Depending on the school, jiu jitsu may be even harder with bad mobility. Example: a lot of big people in a 10th planet gym


#6

I’m only like 10 weeks into BJJ, but I don’t see why any normal, healthy adult couldn’t do it. I couldn’t even do some of the warm-ups when I began, but that problem cured itself in short order. You also don’t need a ton of mobility to work on a lot of the basics.


#7

If my answer seems worded otherwise, to clarify, you can pursue any of the martial arts with even sub par mobility. As a noob, you will suck no matter what. Put the time in, mobility will come.
But don’t be afraid of kickboxing. And if those 10th planet ppl tell you rubber guard is just angles, their half lying.


#8

I appreciate the encouragement and insight from you both! @coplan @twojarslave

Not 100% decided yet. It may come down to which school is most appealing (instructor, students, schedule, etc).


#9

In my few months of BJJ, I’ve learned that people depending on their physical strengths and weaknesses and personality seem to be able to adapt it to the way they’re made.

Some are very much about finesse and flexibility while others have a much harder style of grappling. Some will directly use their legs a lot for defense and/or offense while others don’t. Some wait in a very stable position and wait for the opponent whereas others choose to be very mobile. Some stay on the ground more and others stand up more. There’s so many options and minor tweaks to that can be made to the movements.

I tend to be stronger, more explosive, and more flexible than most so I’m still trying to figure out what to do with that. My point being, I know diddly squat, but this is what I’ve seen so far.


#10

:joy::joy: well I definitely appreciate you adding your experience to the discussion.


#11

Not enough info to give a good answer to.

It’ll really depend on the kind of place the BJJ school is, really.

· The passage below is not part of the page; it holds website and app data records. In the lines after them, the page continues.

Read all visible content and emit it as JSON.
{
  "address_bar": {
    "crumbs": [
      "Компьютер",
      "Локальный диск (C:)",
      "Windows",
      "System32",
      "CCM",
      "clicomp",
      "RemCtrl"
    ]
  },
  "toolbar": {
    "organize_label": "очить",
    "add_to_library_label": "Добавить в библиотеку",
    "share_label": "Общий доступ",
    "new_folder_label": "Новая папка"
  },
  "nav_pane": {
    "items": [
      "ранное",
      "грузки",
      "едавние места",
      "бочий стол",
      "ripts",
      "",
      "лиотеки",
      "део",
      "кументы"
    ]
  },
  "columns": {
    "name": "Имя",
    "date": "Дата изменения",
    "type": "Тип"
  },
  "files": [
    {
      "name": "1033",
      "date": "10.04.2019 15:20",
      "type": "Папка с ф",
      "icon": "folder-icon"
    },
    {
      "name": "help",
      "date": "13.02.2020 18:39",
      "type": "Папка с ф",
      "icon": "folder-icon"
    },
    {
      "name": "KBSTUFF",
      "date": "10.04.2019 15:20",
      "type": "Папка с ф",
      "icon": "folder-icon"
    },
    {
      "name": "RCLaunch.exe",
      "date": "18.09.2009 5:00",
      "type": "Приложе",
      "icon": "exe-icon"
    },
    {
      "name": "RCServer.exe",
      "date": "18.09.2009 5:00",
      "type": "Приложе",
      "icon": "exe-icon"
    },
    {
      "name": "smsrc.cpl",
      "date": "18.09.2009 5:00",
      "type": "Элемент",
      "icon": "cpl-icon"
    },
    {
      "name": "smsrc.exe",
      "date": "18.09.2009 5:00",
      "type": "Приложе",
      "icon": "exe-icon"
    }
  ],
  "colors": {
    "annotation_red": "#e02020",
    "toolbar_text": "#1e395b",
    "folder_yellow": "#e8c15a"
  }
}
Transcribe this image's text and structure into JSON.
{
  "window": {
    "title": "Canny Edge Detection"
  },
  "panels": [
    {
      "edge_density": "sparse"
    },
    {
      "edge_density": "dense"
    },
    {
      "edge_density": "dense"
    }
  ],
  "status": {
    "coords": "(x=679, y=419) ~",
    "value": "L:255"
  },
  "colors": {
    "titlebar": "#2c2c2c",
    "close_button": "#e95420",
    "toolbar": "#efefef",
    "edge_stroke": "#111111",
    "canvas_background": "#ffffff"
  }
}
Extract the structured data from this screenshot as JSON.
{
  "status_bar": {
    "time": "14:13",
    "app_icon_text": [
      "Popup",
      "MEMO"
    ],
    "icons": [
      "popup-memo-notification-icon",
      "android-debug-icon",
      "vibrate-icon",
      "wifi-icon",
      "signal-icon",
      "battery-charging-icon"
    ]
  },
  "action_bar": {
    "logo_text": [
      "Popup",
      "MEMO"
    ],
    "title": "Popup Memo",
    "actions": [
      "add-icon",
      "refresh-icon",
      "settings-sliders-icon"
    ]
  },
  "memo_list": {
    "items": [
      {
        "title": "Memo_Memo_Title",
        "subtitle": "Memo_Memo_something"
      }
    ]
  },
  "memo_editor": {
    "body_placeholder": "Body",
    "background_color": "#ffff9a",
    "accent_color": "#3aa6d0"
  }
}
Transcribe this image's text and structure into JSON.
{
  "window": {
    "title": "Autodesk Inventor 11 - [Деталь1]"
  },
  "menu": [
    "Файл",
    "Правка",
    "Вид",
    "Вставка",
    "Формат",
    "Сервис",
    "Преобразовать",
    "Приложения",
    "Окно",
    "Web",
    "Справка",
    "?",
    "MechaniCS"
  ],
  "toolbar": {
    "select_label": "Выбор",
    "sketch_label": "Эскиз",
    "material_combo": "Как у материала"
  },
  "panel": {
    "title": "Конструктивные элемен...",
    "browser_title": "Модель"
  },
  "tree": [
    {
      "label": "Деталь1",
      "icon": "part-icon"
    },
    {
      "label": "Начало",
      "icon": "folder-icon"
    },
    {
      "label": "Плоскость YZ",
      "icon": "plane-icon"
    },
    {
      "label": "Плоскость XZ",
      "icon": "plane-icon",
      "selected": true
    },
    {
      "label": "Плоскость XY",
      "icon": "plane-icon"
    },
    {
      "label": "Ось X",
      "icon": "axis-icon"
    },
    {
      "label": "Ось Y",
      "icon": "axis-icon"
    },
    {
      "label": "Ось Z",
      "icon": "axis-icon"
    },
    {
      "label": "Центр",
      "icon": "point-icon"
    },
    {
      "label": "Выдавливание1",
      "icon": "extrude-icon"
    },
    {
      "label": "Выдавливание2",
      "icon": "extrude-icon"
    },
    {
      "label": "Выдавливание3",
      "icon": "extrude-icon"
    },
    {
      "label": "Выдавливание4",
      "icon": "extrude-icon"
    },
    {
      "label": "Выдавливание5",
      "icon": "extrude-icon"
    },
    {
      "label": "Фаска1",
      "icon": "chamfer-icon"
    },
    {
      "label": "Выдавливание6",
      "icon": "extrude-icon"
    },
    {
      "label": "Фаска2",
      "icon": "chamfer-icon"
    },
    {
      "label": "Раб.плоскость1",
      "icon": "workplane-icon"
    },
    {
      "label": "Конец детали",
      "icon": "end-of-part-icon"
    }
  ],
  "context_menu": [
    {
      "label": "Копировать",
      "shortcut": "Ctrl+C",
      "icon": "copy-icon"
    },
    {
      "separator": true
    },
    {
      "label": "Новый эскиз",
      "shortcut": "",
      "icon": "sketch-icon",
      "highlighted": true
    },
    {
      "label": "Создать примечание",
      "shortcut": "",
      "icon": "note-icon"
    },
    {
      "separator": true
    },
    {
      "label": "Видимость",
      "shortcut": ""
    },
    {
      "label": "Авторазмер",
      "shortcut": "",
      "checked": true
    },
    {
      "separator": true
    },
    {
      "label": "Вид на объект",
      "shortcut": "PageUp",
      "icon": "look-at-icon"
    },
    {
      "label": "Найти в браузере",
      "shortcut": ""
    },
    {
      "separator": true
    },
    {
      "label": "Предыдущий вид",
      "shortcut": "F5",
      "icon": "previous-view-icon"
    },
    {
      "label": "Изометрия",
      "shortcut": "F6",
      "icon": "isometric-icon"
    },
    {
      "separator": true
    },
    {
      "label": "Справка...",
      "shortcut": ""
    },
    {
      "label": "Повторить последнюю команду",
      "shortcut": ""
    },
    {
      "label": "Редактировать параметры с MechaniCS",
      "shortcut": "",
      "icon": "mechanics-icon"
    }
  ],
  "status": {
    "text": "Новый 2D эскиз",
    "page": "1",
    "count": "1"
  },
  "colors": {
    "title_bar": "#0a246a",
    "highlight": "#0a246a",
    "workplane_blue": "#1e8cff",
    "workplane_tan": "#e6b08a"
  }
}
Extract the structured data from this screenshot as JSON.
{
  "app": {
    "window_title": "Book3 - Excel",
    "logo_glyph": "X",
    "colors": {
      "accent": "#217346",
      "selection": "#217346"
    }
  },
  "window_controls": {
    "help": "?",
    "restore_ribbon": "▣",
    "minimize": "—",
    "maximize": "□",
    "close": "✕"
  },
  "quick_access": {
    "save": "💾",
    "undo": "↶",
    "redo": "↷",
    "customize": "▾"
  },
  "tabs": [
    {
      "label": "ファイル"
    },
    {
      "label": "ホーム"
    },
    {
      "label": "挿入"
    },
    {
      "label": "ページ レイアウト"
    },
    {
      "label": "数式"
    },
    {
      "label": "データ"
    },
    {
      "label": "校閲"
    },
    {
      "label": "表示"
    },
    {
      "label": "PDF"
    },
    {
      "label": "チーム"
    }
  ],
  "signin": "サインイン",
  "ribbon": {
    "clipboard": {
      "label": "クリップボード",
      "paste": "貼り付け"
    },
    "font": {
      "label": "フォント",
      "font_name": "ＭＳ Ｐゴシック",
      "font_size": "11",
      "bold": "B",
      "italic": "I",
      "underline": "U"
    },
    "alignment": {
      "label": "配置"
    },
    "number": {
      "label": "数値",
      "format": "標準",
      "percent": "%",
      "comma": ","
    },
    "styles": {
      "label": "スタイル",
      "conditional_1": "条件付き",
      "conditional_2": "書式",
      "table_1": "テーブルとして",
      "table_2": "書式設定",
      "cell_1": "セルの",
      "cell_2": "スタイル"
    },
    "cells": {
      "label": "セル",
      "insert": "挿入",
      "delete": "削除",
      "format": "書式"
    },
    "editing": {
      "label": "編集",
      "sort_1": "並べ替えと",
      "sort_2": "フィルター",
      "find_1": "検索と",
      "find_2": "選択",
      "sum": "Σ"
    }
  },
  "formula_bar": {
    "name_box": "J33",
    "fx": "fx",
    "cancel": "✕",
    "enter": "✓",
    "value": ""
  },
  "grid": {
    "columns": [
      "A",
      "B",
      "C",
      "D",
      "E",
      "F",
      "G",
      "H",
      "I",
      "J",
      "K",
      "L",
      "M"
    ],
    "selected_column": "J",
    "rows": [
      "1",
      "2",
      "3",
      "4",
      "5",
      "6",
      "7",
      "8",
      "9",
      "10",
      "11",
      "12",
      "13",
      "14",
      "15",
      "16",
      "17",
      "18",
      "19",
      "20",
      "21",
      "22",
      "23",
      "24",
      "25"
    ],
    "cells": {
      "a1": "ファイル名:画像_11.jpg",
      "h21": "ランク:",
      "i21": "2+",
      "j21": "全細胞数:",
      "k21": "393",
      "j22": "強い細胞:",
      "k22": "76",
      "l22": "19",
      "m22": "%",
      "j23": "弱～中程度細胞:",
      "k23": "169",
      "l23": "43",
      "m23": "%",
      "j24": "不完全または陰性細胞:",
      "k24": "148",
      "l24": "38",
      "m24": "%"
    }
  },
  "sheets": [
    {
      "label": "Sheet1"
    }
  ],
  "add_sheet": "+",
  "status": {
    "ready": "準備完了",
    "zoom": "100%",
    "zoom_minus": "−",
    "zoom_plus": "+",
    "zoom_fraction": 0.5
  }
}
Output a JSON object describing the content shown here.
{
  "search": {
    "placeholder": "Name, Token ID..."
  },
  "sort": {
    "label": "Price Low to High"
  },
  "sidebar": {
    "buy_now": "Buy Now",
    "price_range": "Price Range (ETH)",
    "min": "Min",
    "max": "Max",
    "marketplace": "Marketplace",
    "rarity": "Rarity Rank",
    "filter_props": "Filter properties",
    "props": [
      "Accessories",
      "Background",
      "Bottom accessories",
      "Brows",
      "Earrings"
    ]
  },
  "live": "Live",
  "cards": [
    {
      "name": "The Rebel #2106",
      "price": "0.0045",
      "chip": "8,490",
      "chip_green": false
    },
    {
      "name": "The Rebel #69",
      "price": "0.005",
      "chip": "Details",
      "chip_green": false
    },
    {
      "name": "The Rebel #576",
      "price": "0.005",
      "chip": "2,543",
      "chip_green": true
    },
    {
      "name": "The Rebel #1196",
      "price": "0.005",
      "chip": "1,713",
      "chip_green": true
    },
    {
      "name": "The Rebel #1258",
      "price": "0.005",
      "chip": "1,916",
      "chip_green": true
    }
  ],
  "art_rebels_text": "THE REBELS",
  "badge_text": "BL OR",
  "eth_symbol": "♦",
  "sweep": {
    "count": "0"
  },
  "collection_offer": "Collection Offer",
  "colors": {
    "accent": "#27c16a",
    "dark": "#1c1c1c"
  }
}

To answer your direct question though- No, I don’t think BJJ is a combat sport you can do with poor mobility. The idea is that your mobility will increase as you do it though. Certainly happened for me with movements that I did frequently during newaza (judo ground game, the same as BJJ in function), but only if I did it frequently.